As I dig deeper into the management and business world with my graduate studies, (oh yeah, didn’t I tell you I’m going to grad school? I just felt like I had too much time in my hands and needed something more challenging to do!) I keep finding the topic of mindfulness thrown out a lot here and there.
Mindfulness is a movement in the business world. Managers and leaders are using mindfulness approaches such as focus techniques, breathing exercises, and meditation to help their employees effectively fight stress, relax, be more productive, enjoy life and their careers.
To be mindful is to be fully present in the moment. We are constantly dwelling on the past and planning the future that we miss the present. The Dalai Lama said it best when he said: “Man… he is so anxious about the future that he does not enjoy the present; the result being that he does not live in the present or the future; he lives as if he is never going to die, and then dies having never really lived.”
I have my department chair asking me if I have the syllabus for September ready. What? Is he serious? I said: “no, I am working on my to do list for today.” He looked at me like I was irresponsible for not thinking ahead. Business and organizations are constantly focused on the future. This attitude gets injected into their employees; leading to people behave and think like the company, completely forgetting about what’s in front of their eyes at any moment. It is indeed irresponsible to live as if there is no tomorrow. In fact, a lot of the world, business, and personal problems we face today are because nobody stopped to think about future consequences. However, if for just a brief moment every day we stop and appreciate what it is in front of our eyes, we can have a much richer life and enhance the experience of being.
The research on the effect of mindfulness is vast and extensive and it is clear that living mindfully is beneficial. But how do you that? How do you live mindfully?
A formal practice of mindfulness is of course, Zen meditation. That’s the whole purpose of sitting in Zazen: to be mindful and aware for a certain period of time. Breathing is a tool used during mediation to reach a state of total awakening and mindfulness. However, Zen practice can be grueling, challenging and not very accessible to many, impeding people from benefiting from such valuable practice. But, mindfulness can be experienced by simply making a conscious effort to stop and experience the moment.
Shodo is a mindfulness practice. Its processes provides us with an opportunity to expand our awareness and attention to help increase our existence. Just like breathing is a tool during Zen practice, the movement of the brush is the tool we use during Shodo to settle our thoughts.
The Kanji for mindfulness is 念 NEN. The Kanji is composed of two parts. The top part is the Kanji 今 “ima” which means “NOW”. The bottom part is the Kanji 心“kokoro” which means “MIND”. Consequently, this Kanji means “mind in the now” or “the mind in the present”.

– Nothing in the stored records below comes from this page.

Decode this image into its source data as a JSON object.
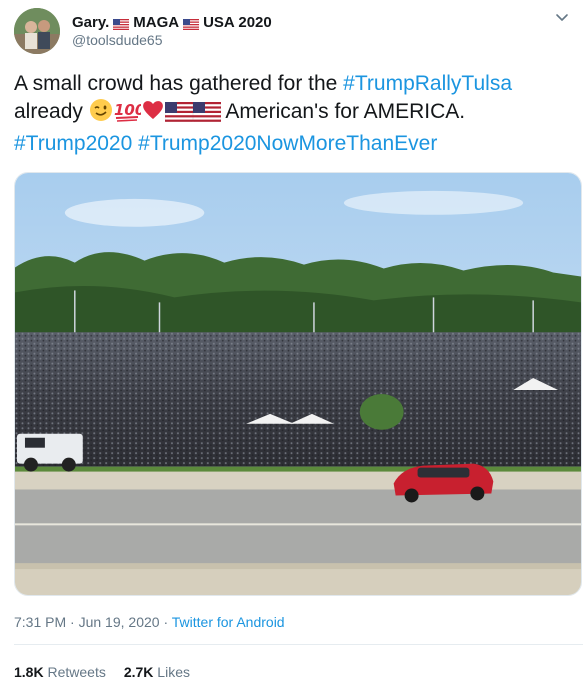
{
  "author": {
    "name": "Gary.",
    "badge1": "MAGA",
    "badge2": "USA 2020",
    "handle": "@toolsdude65"
  },
  "tweet": {
    "text_part1": "A small crowd has gathered for the ",
    "hashtag_rally": "#TrumpRallyTulsa",
    "text_part2": "already",
    "text_part3": " American's for AMERICA.",
    "hashtag_trump2020": "#Trump2020",
    "hashtag_nmte": "#Trump2020NowMoreThanEver"
  },
  "meta": {
    "time": "7:31 PM",
    "sep1": " · ",
    "date": "Jun 19, 2020",
    "sep2": " · ",
    "source": "Twitter for Android"
  },
  "stats": {
    "retweets_count": "1.8K",
    "retweets_label": "Retweets",
    "likes_count": "2.7K",
    "likes_label": "Likes"
  },
  "icons": {
    "menu": "chevron-down-icon",
    "flag": "us-flag-icon",
    "wink": "winking-face-icon",
    "hundred": "hundred-points-icon",
    "heart": "red-heart-icon"
  },
  "colors": {
    "link": "#1b95e0",
    "secondary": "#657786",
    "heart": "#e0245e"
  }
}
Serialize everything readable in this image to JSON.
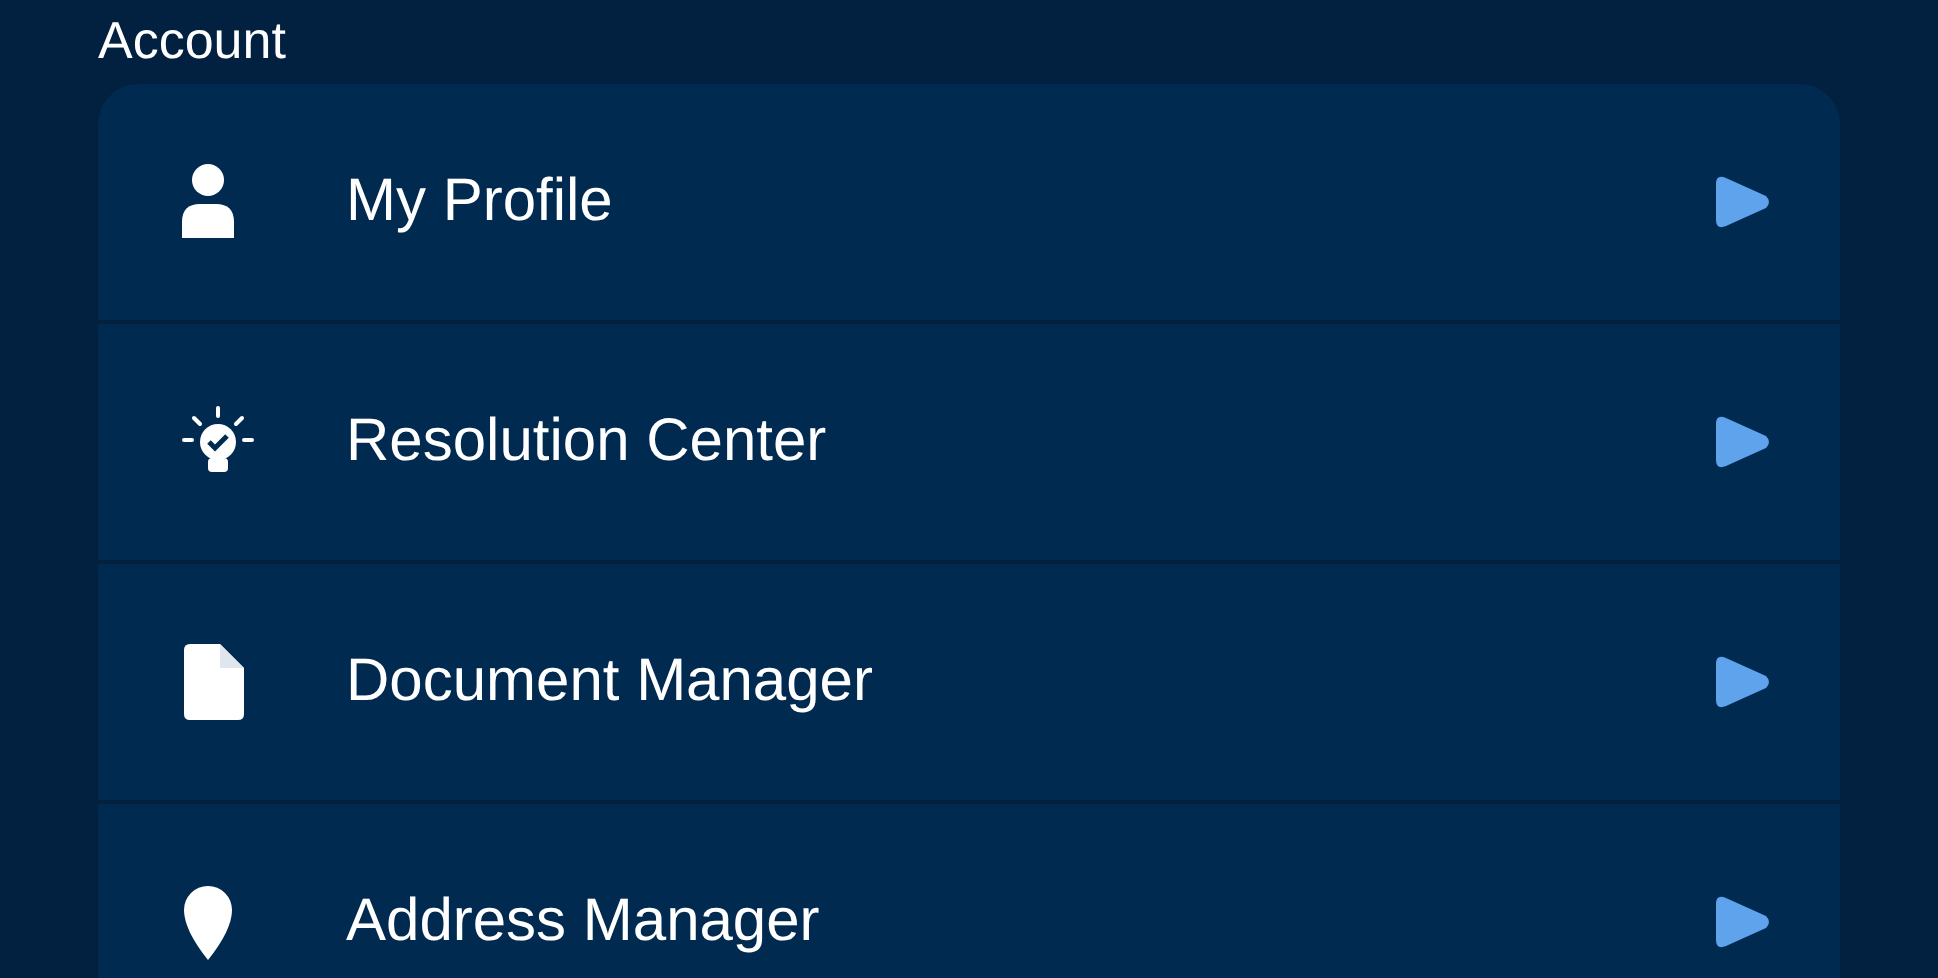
{
  "section_title": "Account",
  "items": [
    {
      "kind": "person",
      "label": "My Profile"
    },
    {
      "kind": "bulb",
      "label": "Resolution Center"
    },
    {
      "kind": "document",
      "label": "Document Manager"
    },
    {
      "kind": "pin",
      "label": "Address Manager"
    }
  ]
}
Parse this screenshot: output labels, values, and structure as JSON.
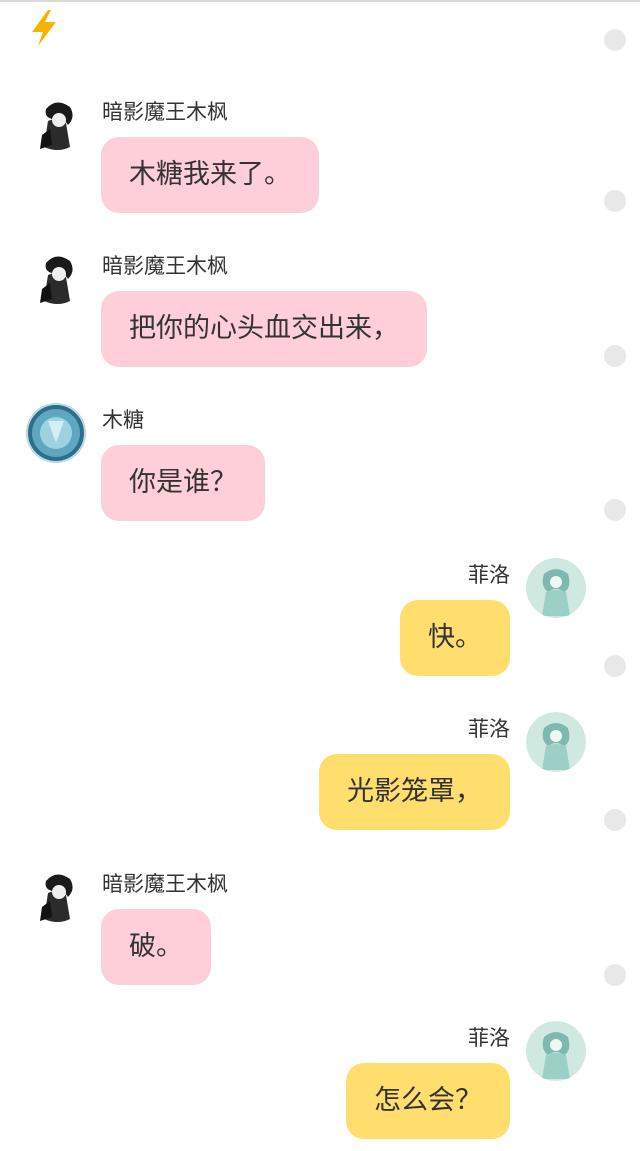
{
  "colors": {
    "pink_bubble": "#ffcfd9",
    "yellow_bubble": "#ffde6e",
    "bolt": "#f5b400"
  },
  "header": {
    "icon": "lightning-icon"
  },
  "messages": [
    {
      "side": "left",
      "sender": "暗影魔王木枫",
      "avatar": "dark-character-avatar",
      "text": "木糖我来了。"
    },
    {
      "side": "left",
      "sender": "暗影魔王木枫",
      "avatar": "dark-character-avatar",
      "text": "把你的心头血交出来，"
    },
    {
      "side": "left",
      "sender": "木糖",
      "avatar": "blue-crystal-avatar",
      "text": "你是谁？"
    },
    {
      "side": "right",
      "sender": "菲洛",
      "avatar": "teal-character-avatar",
      "text": "快。"
    },
    {
      "side": "right",
      "sender": "菲洛",
      "avatar": "teal-character-avatar",
      "text": "光影笼罩，"
    },
    {
      "side": "left",
      "sender": "暗影魔王木枫",
      "avatar": "dark-character-avatar",
      "text": "破。"
    },
    {
      "side": "right",
      "sender": "菲洛",
      "avatar": "teal-character-avatar",
      "text": "怎么会？"
    }
  ]
}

Because of the nature of Shodo, it is actually not that hard to make Shodo a mindful practice. In fact, you’re probably already experiencing a mindful practice with Shodo and may not even realized it. For example, because of the amount of detail involved when composing Kanji characters, you have to pay attention and be aware of every single hand movement. At the end of a session you may also contemplate what you did. A very simple mindful practice is to go for a walk and simply appreciate your surroundings. Similarly, contemplate and understand that what’s on the paper is a representation of yourself. Do not think whether your calligraphy is right or wrong, good or bad.
A powerful way to brush mindfully is to slow down. I had a student on my last workshop that brushed really fast. I kept telling her to slow down. She explained she couldn’t. She had to brush quickly. I said: “when you do that you’re only experiencing the end of the stroke, you’re missing the rest. Slow down and pay attention to the entire movement of the brush”. If you find yourself brushing too fast, slow down. It’s okay if you end up brushing less pieces during a practice session. Shoot for quality over quantity.
I consider breathing important on Shodo practice. Breathing is a powerful thing. Heck, it is what keeps us alive yet we are so disconnected with this simple body function. When you sit down to brush, see if you can connect your strokes with your breath. Connecting your breath with your strokes is a wonderful way to channel your energy from your body and into your calligraphy.
It’s harder everyday to settle down and walk mindfully, eat mindfully, or brush mindfully. The world we live is moving at high-speed with faster uploads and downloads and constant stream of information. Our daily activities do not provide us with the opportunities to be present in the moment. Maybe that’s why managers and leaders are looking outside of their organizations for mindfulness, because they know the nature of business is not to be mindful.
We have to make a conscious effort if we want our careers, job, training, etc. to enrich our lives. If you want Shodo to bring you to a mindful place you have to make the decision to make Shodo a mindful practice.